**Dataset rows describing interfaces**
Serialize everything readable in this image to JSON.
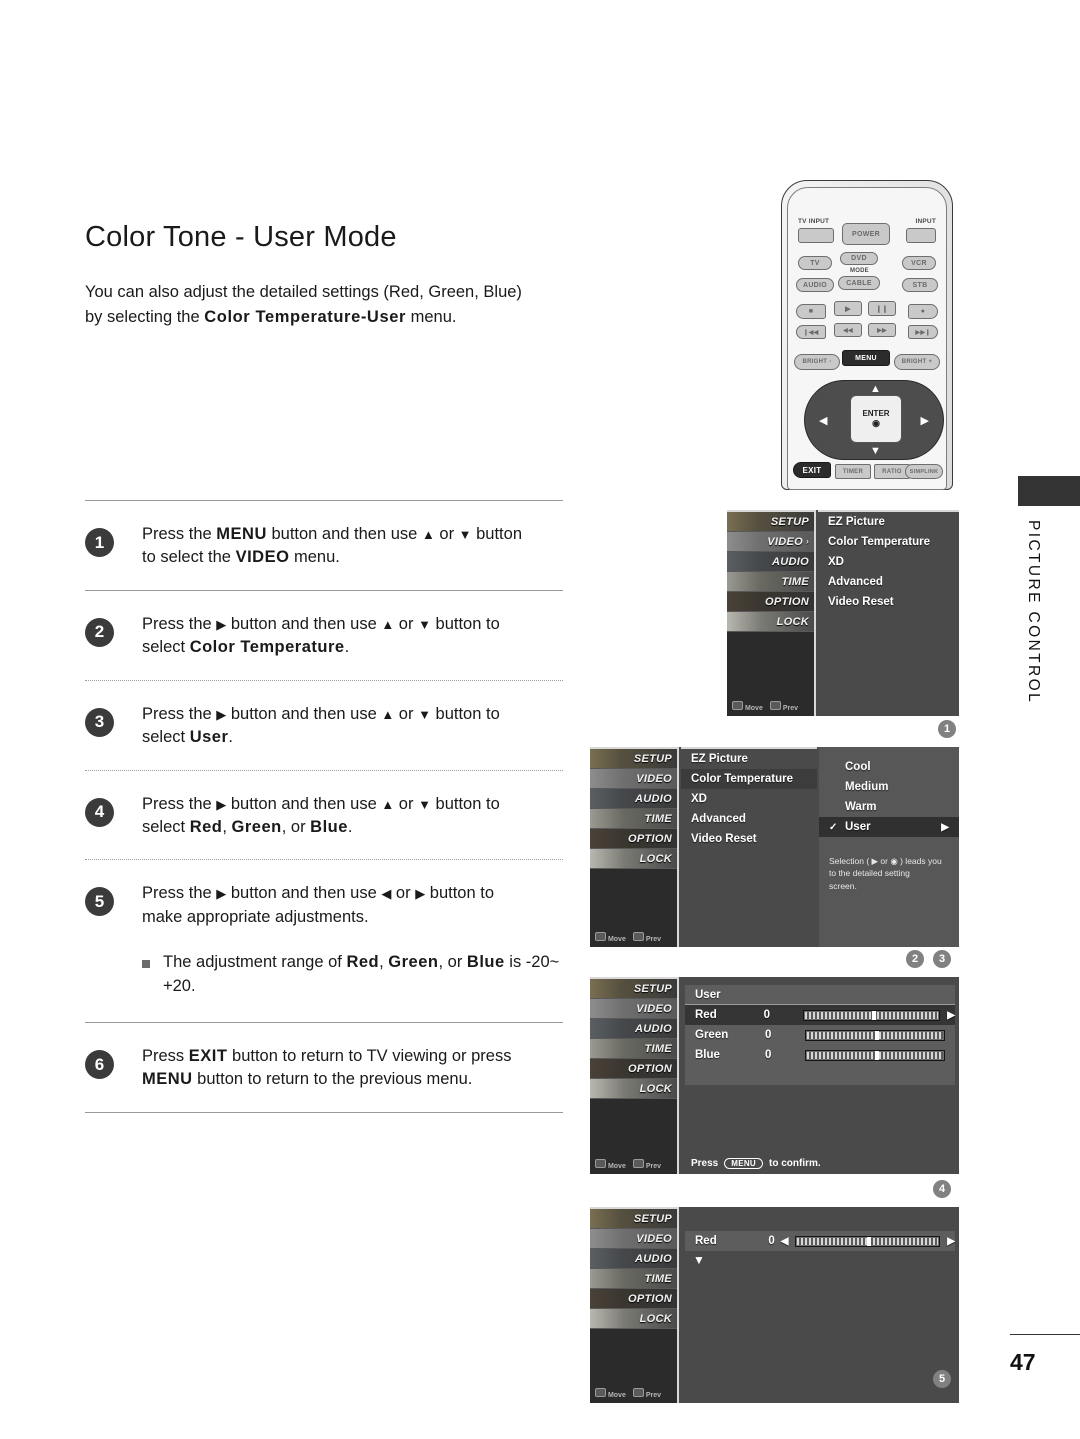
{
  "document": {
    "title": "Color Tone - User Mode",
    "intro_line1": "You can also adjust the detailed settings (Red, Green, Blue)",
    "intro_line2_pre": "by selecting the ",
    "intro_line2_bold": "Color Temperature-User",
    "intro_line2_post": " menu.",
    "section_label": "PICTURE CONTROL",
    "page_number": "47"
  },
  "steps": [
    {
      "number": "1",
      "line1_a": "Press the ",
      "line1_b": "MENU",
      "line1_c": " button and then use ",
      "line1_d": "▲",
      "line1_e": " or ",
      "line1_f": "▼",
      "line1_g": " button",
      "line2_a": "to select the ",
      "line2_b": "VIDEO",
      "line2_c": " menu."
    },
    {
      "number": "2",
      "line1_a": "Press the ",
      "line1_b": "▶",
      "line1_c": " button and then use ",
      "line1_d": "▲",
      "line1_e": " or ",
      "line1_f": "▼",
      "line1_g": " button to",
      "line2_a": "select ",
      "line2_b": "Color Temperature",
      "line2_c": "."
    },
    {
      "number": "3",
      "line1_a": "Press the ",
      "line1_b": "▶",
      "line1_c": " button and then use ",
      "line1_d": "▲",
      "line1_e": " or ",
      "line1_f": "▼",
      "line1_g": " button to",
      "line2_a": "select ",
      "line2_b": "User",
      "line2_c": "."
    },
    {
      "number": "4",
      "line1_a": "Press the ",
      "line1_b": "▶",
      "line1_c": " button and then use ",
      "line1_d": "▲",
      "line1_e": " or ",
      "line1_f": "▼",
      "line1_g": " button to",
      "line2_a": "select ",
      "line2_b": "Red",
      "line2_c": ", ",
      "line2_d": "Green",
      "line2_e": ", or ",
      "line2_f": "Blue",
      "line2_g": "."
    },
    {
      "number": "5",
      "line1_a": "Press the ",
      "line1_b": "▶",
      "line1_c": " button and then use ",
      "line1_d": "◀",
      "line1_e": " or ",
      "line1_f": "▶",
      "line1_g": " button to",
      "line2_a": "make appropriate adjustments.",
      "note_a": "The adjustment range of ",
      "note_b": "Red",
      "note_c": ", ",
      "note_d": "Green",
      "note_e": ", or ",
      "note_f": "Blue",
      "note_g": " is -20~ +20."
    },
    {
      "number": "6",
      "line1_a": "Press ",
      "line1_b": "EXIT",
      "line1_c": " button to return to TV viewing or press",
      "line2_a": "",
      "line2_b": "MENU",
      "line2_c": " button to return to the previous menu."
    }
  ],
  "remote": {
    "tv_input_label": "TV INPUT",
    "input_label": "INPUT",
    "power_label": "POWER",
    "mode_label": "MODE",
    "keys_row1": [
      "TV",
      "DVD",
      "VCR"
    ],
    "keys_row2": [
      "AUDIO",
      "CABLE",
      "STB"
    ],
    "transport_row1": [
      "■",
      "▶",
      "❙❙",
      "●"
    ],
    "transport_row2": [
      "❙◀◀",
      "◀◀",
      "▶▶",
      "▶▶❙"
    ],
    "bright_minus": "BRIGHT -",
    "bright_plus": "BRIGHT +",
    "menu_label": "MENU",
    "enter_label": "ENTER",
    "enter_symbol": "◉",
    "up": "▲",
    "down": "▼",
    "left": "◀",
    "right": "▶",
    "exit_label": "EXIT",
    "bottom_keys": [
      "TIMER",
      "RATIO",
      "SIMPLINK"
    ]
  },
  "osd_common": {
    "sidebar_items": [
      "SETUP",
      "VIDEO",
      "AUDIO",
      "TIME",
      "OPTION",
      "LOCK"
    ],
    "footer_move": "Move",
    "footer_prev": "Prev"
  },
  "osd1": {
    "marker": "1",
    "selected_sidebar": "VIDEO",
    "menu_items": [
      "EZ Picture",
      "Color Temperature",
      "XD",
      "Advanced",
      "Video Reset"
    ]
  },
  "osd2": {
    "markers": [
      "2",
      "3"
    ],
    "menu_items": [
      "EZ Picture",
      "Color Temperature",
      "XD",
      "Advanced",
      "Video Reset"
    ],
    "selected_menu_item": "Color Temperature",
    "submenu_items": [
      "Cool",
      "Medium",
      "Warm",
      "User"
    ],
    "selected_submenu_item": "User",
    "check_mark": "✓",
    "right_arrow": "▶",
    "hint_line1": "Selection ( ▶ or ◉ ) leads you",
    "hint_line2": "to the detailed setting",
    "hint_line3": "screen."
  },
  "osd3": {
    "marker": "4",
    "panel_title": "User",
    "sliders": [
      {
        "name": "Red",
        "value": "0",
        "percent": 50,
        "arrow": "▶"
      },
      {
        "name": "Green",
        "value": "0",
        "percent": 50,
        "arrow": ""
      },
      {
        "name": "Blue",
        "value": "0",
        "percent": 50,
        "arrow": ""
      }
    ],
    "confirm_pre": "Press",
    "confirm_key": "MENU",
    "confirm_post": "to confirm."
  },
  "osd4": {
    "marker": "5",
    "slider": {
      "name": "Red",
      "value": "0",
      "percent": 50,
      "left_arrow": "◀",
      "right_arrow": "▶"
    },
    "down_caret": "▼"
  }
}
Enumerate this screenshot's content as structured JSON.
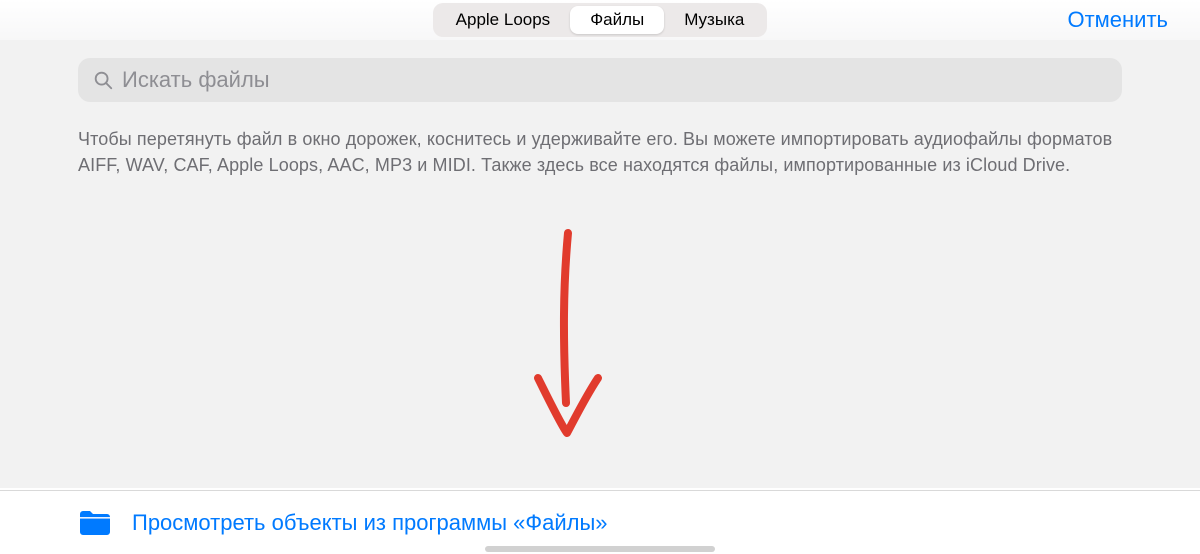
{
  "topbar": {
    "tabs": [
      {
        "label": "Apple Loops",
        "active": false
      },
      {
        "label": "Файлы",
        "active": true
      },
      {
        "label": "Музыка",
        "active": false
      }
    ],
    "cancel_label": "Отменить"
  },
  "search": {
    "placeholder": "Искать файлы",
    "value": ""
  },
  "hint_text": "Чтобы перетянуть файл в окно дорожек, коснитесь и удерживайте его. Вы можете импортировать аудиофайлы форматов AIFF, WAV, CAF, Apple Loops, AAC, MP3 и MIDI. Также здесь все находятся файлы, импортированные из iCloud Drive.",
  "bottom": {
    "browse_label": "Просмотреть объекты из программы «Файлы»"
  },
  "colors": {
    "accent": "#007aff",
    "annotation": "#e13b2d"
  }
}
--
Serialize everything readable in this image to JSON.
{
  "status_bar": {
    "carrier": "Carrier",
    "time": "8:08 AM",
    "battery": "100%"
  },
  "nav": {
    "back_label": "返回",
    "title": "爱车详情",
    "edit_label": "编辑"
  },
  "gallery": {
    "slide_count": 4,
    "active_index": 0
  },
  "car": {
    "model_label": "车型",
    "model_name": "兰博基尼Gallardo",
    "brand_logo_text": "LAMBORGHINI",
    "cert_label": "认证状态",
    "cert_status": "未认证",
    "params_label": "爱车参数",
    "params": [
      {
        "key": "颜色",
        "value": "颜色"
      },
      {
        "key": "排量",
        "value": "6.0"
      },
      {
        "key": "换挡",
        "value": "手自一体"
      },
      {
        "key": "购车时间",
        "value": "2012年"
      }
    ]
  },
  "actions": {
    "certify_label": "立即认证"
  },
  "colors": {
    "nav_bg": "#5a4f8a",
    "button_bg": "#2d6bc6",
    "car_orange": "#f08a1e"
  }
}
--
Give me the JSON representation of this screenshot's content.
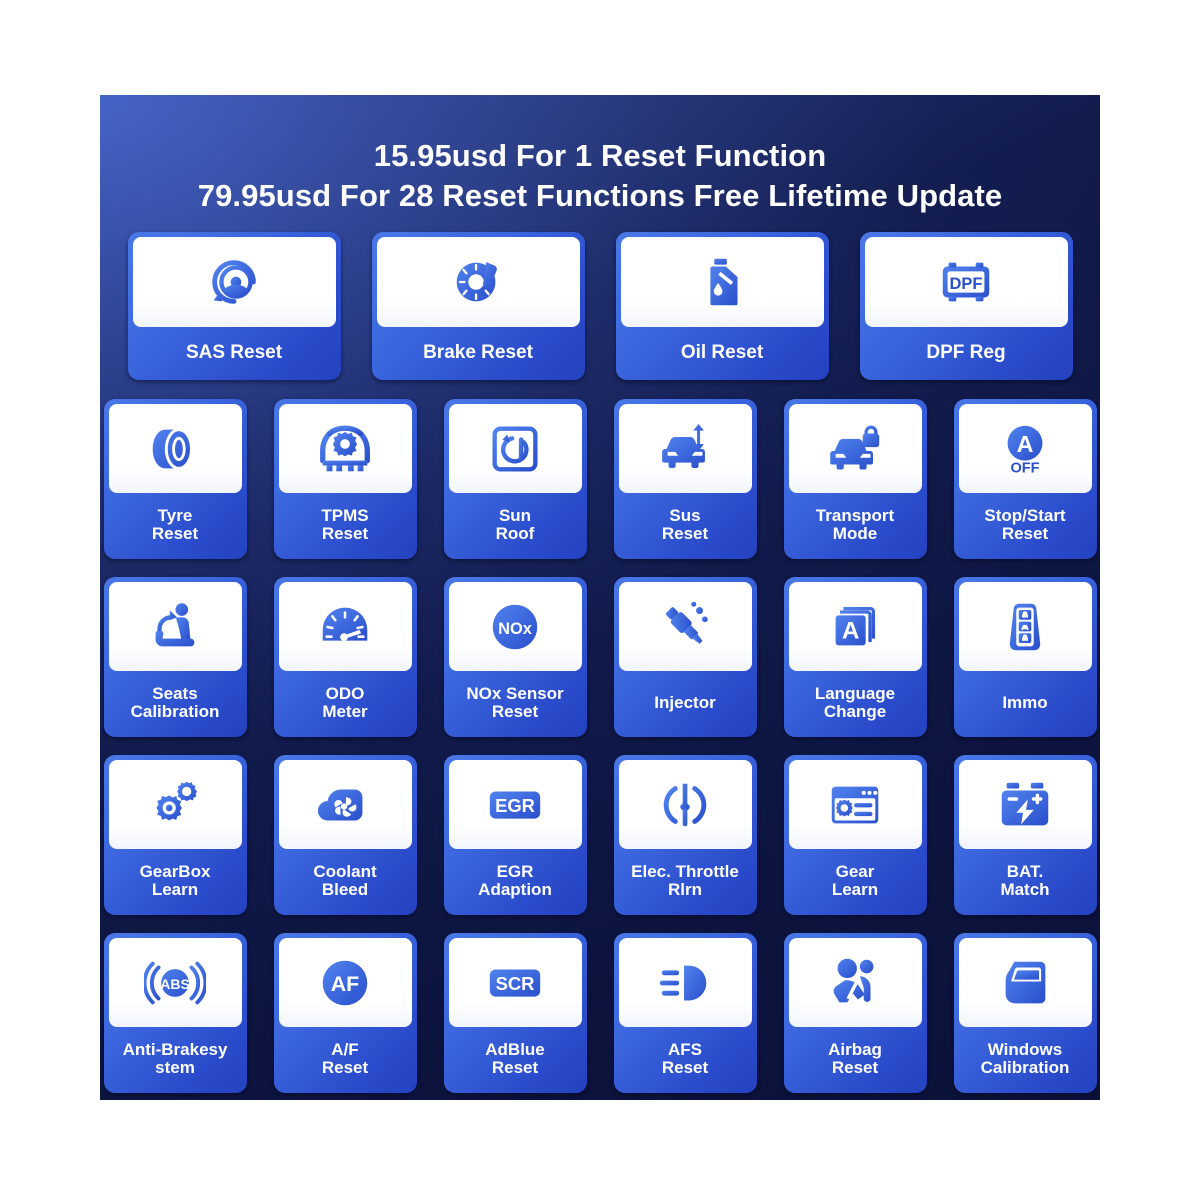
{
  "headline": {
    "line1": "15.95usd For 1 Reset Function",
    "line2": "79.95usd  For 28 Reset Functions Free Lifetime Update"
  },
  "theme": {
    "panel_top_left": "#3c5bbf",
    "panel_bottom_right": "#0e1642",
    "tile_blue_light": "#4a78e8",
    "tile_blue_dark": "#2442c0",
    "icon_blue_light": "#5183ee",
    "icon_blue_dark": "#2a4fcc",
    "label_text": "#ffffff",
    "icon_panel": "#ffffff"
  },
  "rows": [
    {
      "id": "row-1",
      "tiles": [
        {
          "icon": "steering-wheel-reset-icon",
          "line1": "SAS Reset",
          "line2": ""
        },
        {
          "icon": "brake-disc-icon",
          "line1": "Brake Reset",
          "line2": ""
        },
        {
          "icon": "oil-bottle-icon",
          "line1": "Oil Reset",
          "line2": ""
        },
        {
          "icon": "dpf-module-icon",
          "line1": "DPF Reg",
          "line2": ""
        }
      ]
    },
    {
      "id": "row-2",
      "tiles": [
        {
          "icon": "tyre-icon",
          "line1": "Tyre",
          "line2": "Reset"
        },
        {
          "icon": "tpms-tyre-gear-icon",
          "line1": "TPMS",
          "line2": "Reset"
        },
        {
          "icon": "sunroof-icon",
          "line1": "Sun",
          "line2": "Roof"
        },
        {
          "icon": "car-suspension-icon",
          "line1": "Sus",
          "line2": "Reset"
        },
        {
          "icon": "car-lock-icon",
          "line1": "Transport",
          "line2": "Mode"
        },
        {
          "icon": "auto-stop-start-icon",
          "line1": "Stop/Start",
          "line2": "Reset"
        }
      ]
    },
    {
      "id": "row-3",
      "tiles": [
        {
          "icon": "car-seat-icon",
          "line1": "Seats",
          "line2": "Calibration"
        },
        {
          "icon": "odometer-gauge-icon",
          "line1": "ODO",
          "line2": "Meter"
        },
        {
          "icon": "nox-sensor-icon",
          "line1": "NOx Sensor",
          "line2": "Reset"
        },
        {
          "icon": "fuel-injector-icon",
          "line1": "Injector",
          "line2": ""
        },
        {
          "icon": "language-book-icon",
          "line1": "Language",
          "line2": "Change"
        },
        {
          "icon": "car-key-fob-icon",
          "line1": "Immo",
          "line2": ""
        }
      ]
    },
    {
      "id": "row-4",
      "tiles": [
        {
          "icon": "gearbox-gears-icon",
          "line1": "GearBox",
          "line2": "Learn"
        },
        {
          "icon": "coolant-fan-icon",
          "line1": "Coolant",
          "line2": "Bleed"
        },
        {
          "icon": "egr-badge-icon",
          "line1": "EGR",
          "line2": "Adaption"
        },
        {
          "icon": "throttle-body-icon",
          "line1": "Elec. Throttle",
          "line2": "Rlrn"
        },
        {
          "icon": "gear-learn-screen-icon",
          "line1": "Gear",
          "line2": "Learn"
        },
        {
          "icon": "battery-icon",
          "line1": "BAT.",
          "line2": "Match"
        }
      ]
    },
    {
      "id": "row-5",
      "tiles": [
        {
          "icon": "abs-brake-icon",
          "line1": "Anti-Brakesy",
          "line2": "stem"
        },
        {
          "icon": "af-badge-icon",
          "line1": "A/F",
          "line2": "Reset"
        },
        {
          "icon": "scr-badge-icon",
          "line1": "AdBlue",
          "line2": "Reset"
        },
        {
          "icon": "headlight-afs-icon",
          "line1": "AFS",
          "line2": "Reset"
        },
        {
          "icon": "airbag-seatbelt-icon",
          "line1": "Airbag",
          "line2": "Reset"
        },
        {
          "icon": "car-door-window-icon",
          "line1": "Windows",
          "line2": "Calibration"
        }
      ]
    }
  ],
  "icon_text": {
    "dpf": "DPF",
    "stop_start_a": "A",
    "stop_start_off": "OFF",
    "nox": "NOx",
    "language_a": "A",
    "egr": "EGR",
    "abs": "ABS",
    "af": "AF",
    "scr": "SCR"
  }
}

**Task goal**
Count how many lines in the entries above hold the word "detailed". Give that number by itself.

**Response for this exercise**
2